• [ABOUT THIS TASK]: Copy out every line of the records where the string "contain" occurs.
━━━━━━━━━━
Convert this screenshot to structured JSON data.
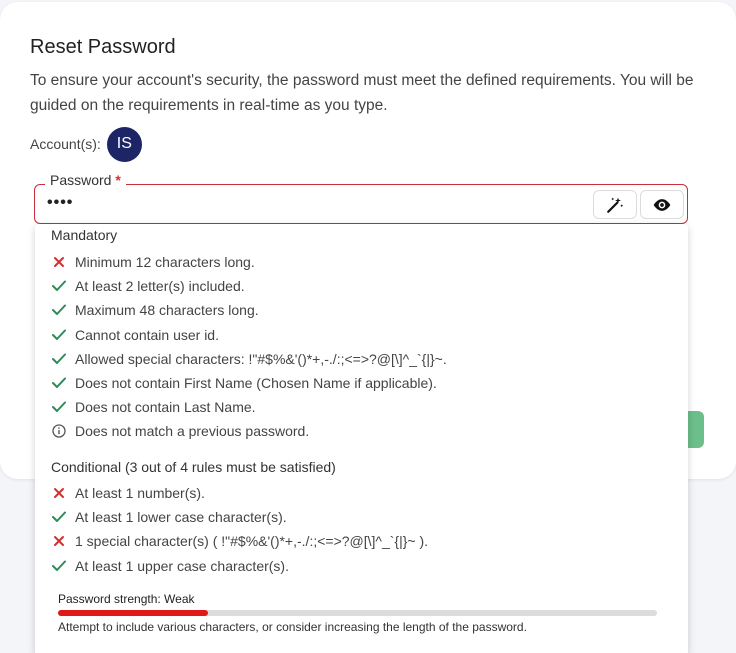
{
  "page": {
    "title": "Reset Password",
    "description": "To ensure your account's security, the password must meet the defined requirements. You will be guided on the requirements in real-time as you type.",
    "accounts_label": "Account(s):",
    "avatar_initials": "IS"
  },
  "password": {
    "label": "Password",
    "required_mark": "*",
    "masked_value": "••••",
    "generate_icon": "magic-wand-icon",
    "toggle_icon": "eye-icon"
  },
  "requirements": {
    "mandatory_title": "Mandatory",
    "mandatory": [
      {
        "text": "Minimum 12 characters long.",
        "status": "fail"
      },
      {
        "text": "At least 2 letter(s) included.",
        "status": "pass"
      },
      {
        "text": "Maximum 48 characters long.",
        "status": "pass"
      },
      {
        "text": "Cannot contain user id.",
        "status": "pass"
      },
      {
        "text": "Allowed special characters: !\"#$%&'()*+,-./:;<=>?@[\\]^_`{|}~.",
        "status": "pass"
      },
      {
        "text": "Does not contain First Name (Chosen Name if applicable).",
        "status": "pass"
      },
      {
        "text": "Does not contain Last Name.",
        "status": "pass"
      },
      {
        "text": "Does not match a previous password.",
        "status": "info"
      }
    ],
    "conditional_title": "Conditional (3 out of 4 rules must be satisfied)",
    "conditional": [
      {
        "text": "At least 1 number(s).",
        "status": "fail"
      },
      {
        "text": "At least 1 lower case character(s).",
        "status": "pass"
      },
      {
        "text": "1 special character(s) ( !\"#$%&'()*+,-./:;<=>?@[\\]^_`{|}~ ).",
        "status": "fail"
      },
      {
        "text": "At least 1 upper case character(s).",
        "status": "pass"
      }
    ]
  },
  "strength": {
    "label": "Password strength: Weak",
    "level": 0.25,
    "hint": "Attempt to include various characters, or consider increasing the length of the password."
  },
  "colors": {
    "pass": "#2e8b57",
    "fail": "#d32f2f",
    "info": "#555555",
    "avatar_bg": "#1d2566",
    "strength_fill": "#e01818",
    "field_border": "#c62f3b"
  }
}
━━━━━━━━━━
• [FINISHED EXERCISE]:
        "text": "Cannot contain user id.",
        "text": "Does not contain First Name (Chosen Name if applicable).",
        "text": "Does not contain Last Name.",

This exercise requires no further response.